Problem requirements>
Please return every line in the entries below with the word "title" in it.

─── Materials provided ───

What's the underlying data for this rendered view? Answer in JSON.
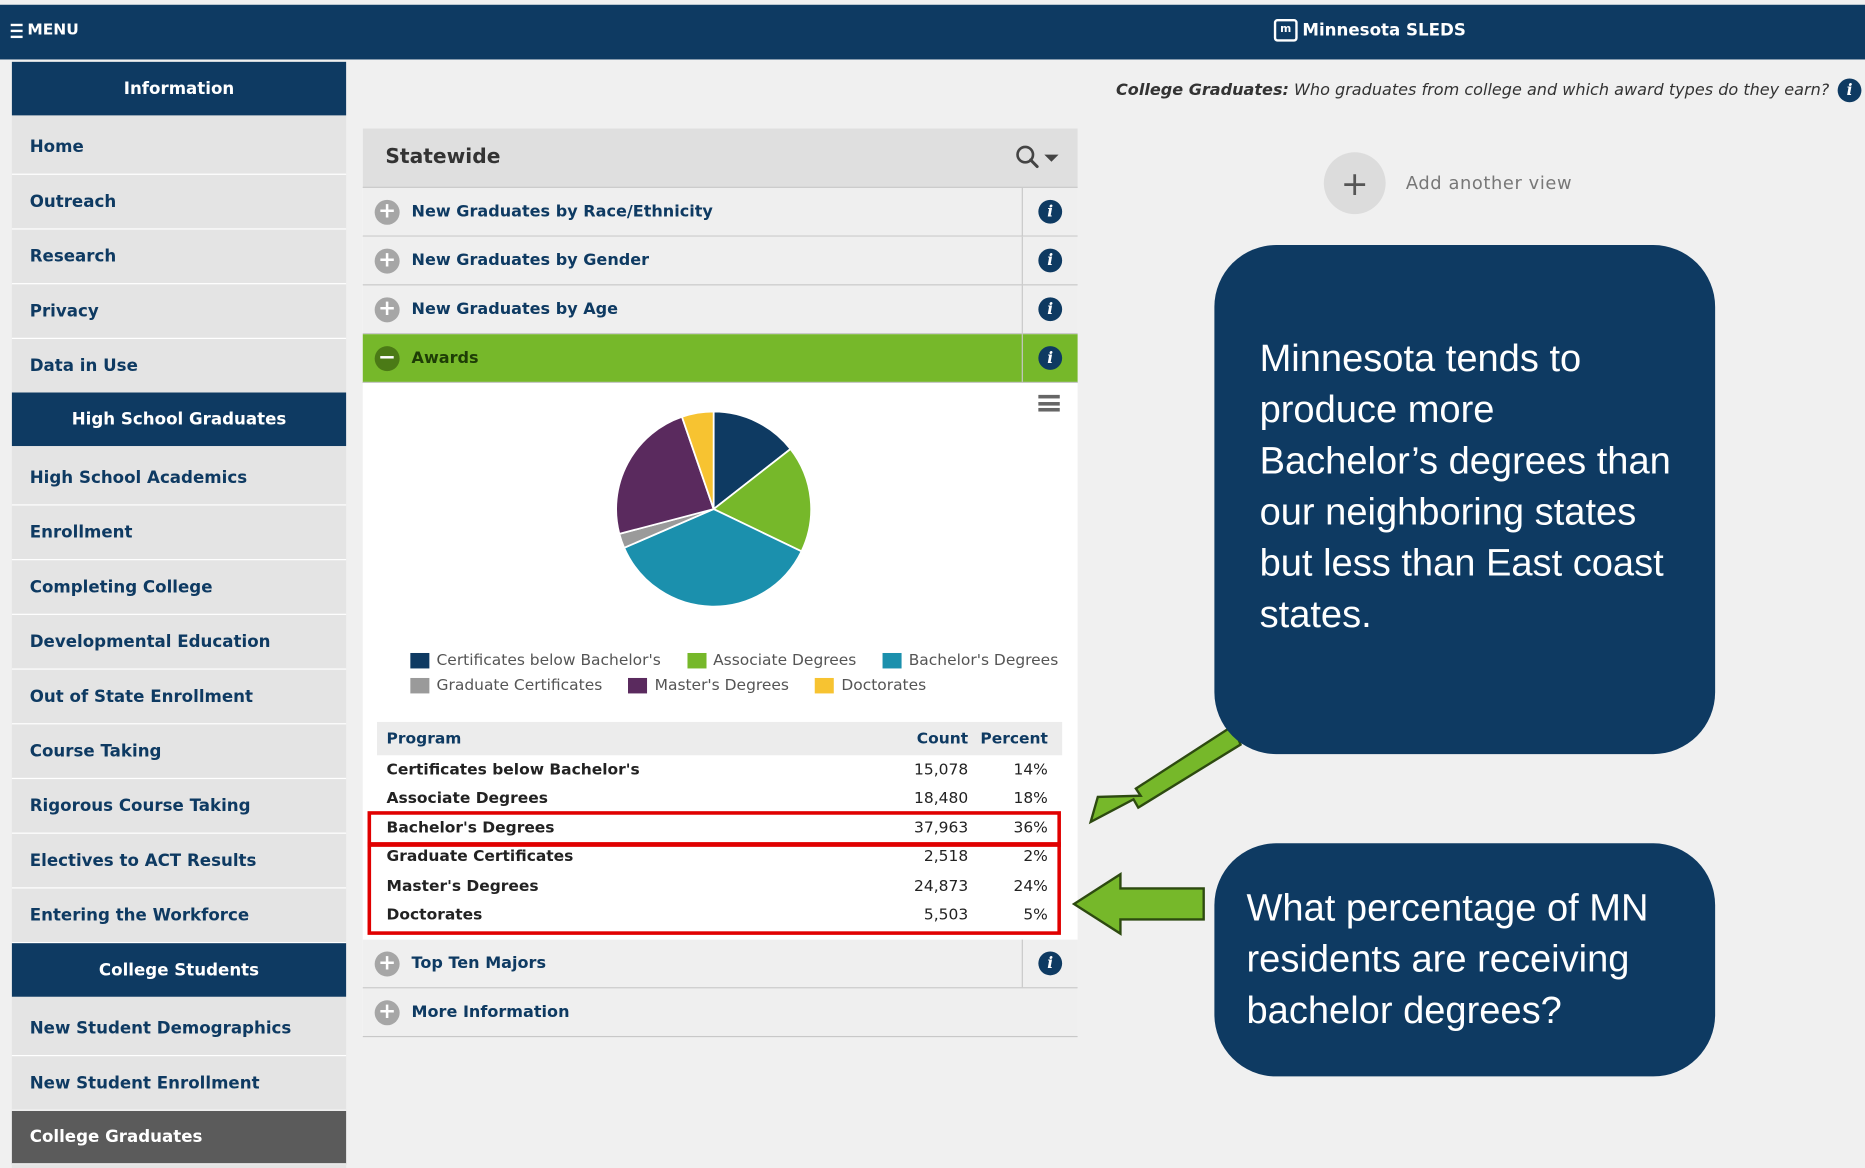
{
  "topbar": {
    "menu_label": "MENU",
    "brand_logo": "m",
    "brand_name": "Minnesota SLEDS"
  },
  "sidebar": {
    "sections": [
      {
        "title": "Information"
      },
      {
        "title": "High School Graduates"
      },
      {
        "title": "College Students"
      }
    ],
    "items": [
      {
        "label": "Home"
      },
      {
        "label": "Outreach"
      },
      {
        "label": "Research"
      },
      {
        "label": "Privacy"
      },
      {
        "label": "Data in Use"
      },
      {
        "label": "High School Academics"
      },
      {
        "label": "Enrollment"
      },
      {
        "label": "Completing College"
      },
      {
        "label": "Developmental Education"
      },
      {
        "label": "Out of State Enrollment"
      },
      {
        "label": "Course Taking"
      },
      {
        "label": "Rigorous Course Taking"
      },
      {
        "label": "Electives to ACT Results"
      },
      {
        "label": "Entering the Workforce"
      },
      {
        "label": "New Student Demographics"
      },
      {
        "label": "New Student Enrollment"
      },
      {
        "label": "College Graduates"
      }
    ]
  },
  "prompt": {
    "bold": "College Graduates:",
    "text": " Who graduates from college and which award types do they earn?"
  },
  "add_view": {
    "label": "Add another view",
    "icon": "+"
  },
  "panel": {
    "title": "Statewide",
    "sections": [
      {
        "label": "New Graduates by Race/Ethnicity",
        "toggle": "+"
      },
      {
        "label": "New Graduates by Gender",
        "toggle": "+"
      },
      {
        "label": "New Graduates by Age",
        "toggle": "+"
      },
      {
        "label": "Awards",
        "toggle": "−"
      },
      {
        "label": "Top Ten Majors",
        "toggle": "+"
      },
      {
        "label": "More Information",
        "toggle": "+"
      }
    ],
    "info_glyph": "i"
  },
  "table": {
    "headers": [
      "Program",
      "Count",
      "Percent"
    ],
    "rows": [
      {
        "program": "Certificates below Bachelor's",
        "count": "15,078",
        "percent": "14%"
      },
      {
        "program": "Associate Degrees",
        "count": "18,480",
        "percent": "18%"
      },
      {
        "program": "Bachelor's Degrees",
        "count": "37,963",
        "percent": "36%"
      },
      {
        "program": "Graduate Certificates",
        "count": "2,518",
        "percent": "2%"
      },
      {
        "program": "Master's Degrees",
        "count": "24,873",
        "percent": "24%"
      },
      {
        "program": "Doctorates",
        "count": "5,503",
        "percent": "5%"
      }
    ]
  },
  "chart_data": {
    "type": "pie",
    "categories": [
      "Certificates below Bachelor's",
      "Associate Degrees",
      "Bachelor's Degrees",
      "Graduate Certificates",
      "Master's Degrees",
      "Doctorates"
    ],
    "values": [
      15078,
      18480,
      37963,
      2518,
      24873,
      5503
    ],
    "colors": [
      "#0e3a62",
      "#76b82a",
      "#1b90ad",
      "#9a9a9a",
      "#5a2a5e",
      "#f7c331"
    ],
    "legend": "bottom"
  },
  "callouts": {
    "first": "Minnesota tends to produce more Bachelor’s degrees than our neighboring states but less than East coast states.",
    "second": "What percentage of MN residents are receiving bachelor degrees?"
  },
  "colors": {
    "navy": "#0e3a62",
    "green": "#76b82a",
    "highlight": "#e00000"
  }
}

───

Response box>
        "title": "Information"
        "title": "High School Graduates"
        "title": "College Students"
    "title": "Statewide",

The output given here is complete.